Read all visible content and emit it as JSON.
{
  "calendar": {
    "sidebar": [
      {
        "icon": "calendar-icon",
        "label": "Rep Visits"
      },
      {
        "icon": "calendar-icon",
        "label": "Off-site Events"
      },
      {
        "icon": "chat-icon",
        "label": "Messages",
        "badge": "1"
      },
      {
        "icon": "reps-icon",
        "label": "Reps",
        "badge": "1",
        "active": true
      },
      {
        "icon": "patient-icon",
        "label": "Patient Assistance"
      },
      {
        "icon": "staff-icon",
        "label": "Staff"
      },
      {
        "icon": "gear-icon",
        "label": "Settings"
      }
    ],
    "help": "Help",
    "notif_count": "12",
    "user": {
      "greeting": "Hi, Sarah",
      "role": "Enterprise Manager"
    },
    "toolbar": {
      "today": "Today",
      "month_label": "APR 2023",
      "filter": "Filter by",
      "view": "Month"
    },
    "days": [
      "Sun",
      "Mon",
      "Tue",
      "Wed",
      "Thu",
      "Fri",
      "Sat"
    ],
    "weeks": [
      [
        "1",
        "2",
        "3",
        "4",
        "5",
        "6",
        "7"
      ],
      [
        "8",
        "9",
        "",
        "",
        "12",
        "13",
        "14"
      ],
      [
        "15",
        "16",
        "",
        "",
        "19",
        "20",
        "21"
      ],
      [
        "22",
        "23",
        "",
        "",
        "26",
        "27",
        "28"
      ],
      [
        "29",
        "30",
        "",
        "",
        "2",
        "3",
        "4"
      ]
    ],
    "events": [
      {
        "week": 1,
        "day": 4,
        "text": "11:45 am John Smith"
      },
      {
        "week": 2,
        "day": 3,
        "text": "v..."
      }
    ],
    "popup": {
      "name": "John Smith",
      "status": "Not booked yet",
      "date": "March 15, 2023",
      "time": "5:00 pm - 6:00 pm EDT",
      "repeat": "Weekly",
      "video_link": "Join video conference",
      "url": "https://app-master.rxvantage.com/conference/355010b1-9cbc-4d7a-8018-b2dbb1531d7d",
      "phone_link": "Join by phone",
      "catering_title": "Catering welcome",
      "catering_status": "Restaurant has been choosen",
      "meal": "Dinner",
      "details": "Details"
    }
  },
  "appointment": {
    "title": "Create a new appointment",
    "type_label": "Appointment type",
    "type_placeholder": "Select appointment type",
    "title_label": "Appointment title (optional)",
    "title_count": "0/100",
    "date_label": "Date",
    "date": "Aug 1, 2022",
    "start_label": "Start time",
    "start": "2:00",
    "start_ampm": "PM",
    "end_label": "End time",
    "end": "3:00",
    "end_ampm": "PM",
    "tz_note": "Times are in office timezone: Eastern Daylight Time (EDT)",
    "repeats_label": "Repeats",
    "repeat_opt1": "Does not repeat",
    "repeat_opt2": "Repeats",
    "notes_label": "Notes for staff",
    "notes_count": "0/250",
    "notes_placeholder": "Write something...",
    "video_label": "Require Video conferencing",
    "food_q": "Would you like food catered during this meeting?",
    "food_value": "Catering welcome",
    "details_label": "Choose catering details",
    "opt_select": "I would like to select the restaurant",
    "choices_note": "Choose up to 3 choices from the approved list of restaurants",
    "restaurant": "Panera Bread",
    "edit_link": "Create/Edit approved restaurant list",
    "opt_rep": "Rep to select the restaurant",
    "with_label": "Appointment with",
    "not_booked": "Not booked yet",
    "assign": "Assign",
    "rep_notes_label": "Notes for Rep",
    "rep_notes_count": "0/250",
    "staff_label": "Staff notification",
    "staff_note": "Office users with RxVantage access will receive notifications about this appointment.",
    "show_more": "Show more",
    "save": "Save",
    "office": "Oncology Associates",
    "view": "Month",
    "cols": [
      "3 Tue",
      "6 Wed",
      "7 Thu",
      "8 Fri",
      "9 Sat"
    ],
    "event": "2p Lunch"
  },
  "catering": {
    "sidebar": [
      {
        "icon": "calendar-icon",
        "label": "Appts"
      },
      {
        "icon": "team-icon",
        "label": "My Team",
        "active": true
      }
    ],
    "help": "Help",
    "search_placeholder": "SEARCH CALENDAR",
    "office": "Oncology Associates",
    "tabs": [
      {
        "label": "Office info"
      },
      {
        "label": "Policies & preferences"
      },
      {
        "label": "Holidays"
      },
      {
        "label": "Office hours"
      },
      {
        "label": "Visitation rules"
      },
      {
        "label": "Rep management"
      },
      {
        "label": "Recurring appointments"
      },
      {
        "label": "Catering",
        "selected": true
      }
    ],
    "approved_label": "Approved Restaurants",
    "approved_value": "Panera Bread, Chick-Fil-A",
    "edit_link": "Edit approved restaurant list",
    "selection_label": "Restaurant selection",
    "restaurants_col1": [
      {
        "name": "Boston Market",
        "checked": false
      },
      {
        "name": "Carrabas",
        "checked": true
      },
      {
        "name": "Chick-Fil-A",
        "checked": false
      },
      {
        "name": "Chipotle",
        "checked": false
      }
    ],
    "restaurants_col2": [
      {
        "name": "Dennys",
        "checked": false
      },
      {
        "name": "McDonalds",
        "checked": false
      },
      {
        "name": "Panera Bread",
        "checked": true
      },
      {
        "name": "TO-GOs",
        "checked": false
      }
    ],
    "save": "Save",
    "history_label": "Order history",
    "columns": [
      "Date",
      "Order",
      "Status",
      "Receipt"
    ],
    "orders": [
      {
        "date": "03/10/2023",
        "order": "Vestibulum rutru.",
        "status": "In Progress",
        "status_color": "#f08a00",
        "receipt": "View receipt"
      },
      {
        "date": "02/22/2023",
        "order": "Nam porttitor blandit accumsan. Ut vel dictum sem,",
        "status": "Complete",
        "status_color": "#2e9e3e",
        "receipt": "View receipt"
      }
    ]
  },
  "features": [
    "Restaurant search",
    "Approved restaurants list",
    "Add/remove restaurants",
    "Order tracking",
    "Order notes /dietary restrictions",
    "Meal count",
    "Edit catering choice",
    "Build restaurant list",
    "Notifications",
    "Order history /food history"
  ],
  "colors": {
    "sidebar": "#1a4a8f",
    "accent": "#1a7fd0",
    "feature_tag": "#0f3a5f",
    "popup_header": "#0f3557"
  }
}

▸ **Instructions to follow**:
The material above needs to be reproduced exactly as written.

▸ **Expected answer**:
Read all visible content and emit it as JSON.
{
  "calendar": {
    "sidebar": [
      {
        "icon": "calendar-icon",
        "label": "Rep Visits"
      },
      {
        "icon": "calendar-icon",
        "label": "Off-site Events"
      },
      {
        "icon": "chat-icon",
        "label": "Messages",
        "badge": "1"
      },
      {
        "icon": "reps-icon",
        "label": "Reps",
        "badge": "1",
        "active": true
      },
      {
        "icon": "patient-icon",
        "label": "Patient Assistance"
      },
      {
        "icon": "staff-icon",
        "label": "Staff"
      },
      {
        "icon": "gear-icon",
        "label": "Settings"
      }
    ],
    "help": "Help",
    "notif_count": "12",
    "user": {
      "greeting": "Hi, Sarah",
      "role": "Enterprise Manager"
    },
    "toolbar": {
      "today": "Today",
      "month_label": "APR 2023",
      "filter": "Filter by",
      "view": "Month"
    },
    "days": [
      "Sun",
      "Mon",
      "Tue",
      "Wed",
      "Thu",
      "Fri",
      "Sat"
    ],
    "weeks": [
      [
        "1",
        "2",
        "3",
        "4",
        "5",
        "6",
        "7"
      ],
      [
        "8",
        "9",
        "",
        "",
        "12",
        "13",
        "14"
      ],
      [
        "15",
        "16",
        "",
        "",
        "19",
        "20",
        "21"
      ],
      [
        "22",
        "23",
        "",
        "",
        "26",
        "27",
        "28"
      ],
      [
        "29",
        "30",
        "",
        "",
        "2",
        "3",
        "4"
      ]
    ],
    "events": [
      {
        "week": 1,
        "day": 4,
        "text": "11:45 am John Smith"
      },
      {
        "week": 2,
        "day": 3,
        "text": "v..."
      }
    ],
    "popup": {
      "name": "John Smith",
      "status": "Not booked yet",
      "date": "March 15, 2023",
      "time": "5:00 pm - 6:00 pm EDT",
      "repeat": "Weekly",
      "video_link": "Join video conference",
      "url": "https://app-master.rxvantage.com/conference/355010b1-9cbc-4d7a-8018-b2dbb1531d7d",
      "phone_link": "Join by phone",
      "catering_title": "Catering welcome",
      "catering_status": "Restaurant has been choosen",
      "meal": "Dinner",
      "details": "Details"
    }
  },
  "appointment": {
    "title": "Create a new appointment",
    "type_label": "Appointment type",
    "type_placeholder": "Select appointment type",
    "title_label": "Appointment title (optional)",
    "title_count": "0/100",
    "date_label": "Date",
    "date": "Aug 1, 2022",
    "start_label": "Start time",
    "start": "2:00",
    "start_ampm": "PM",
    "end_label": "End time",
    "end": "3:00",
    "end_ampm": "PM",
    "tz_note": "Times are in office timezone: Eastern Daylight Time (EDT)",
    "repeats_label": "Repeats",
    "repeat_opt1": "Does not repeat",
    "repeat_opt2": "Repeats",
    "notes_label": "Notes for staff",
    "notes_count": "0/250",
    "notes_placeholder": "Write something...",
    "video_label": "Require Video conferencing",
    "food_q": "Would you like food catered during this meeting?",
    "food_value": "Catering welcome",
    "details_label": "Choose catering details",
    "opt_select": "I would like to select the restaurant",
    "choices_note": "Choose up to 3 choices from the approved list of restaurants",
    "restaurant": "Panera Bread",
    "edit_link": "Create/Edit approved restaurant list",
    "opt_rep": "Rep to select the restaurant",
    "with_label": "Appointment with",
    "not_booked": "Not booked yet",
    "assign": "Assign",
    "rep_notes_label": "Notes for Rep",
    "rep_notes_count": "0/250",
    "staff_label": "Staff notification",
    "staff_note": "Office users with RxVantage access will receive notifications about this appointment.",
    "show_more": "Show more",
    "save": "Save",
    "office": "Oncology Associates",
    "view": "Month",
    "cols": [
      "3 Tue",
      "6 Wed",
      "7 Thu",
      "8 Fri",
      "9 Sat"
    ],
    "event": "2p Lunch"
  },
  "catering": {
    "sidebar": [
      {
        "icon": "calendar-icon",
        "label": "Appts"
      },
      {
        "icon": "team-icon",
        "label": "My Team",
        "active": true
      }
    ],
    "help": "Help",
    "search_placeholder": "SEARCH CALENDAR",
    "office": "Oncology Associates",
    "tabs": [
      {
        "label": "Office info"
      },
      {
        "label": "Policies & preferences"
      },
      {
        "label": "Holidays"
      },
      {
        "label": "Office hours"
      },
      {
        "label": "Visitation rules"
      },
      {
        "label": "Rep management"
      },
      {
        "label": "Recurring appointments"
      },
      {
        "label": "Catering",
        "selected": true
      }
    ],
    "approved_label": "Approved Restaurants",
    "approved_value": "Panera Bread, Chick-Fil-A",
    "edit_link": "Edit approved restaurant list",
    "selection_label": "Restaurant selection",
    "restaurants_col1": [
      {
        "name": "Boston Market",
        "checked": false
      },
      {
        "name": "Carrabas",
        "checked": true
      },
      {
        "name": "Chick-Fil-A",
        "checked": false
      },
      {
        "name": "Chipotle",
        "checked": false
      }
    ],
    "restaurants_col2": [
      {
        "name": "Dennys",
        "checked": false
      },
      {
        "name": "McDonalds",
        "checked": false
      },
      {
        "name": "Panera Bread",
        "checked": true
      },
      {
        "name": "TO-GOs",
        "checked": false
      }
    ],
    "save": "Save",
    "history_label": "Order history",
    "columns": [
      "Date",
      "Order",
      "Status",
      "Receipt"
    ],
    "orders": [
      {
        "date": "03/10/2023",
        "order": "Vestibulum rutru.",
        "status": "In Progress",
        "status_color": "#f08a00",
        "receipt": "View receipt"
      },
      {
        "date": "02/22/2023",
        "order": "Nam porttitor blandit accumsan. Ut vel dictum sem,",
        "status": "Complete",
        "status_color": "#2e9e3e",
        "receipt": "View receipt"
      }
    ]
  },
  "features": [
    "Restaurant search",
    "Approved restaurants list",
    "Add/remove restaurants",
    "Order tracking",
    "Order notes /dietary restrictions",
    "Meal count",
    "Edit catering choice",
    "Build restaurant list",
    "Notifications",
    "Order history /food history"
  ],
  "colors": {
    "sidebar": "#1a4a8f",
    "accent": "#1a7fd0",
    "feature_tag": "#0f3a5f",
    "popup_header": "#0f3557"
  }
}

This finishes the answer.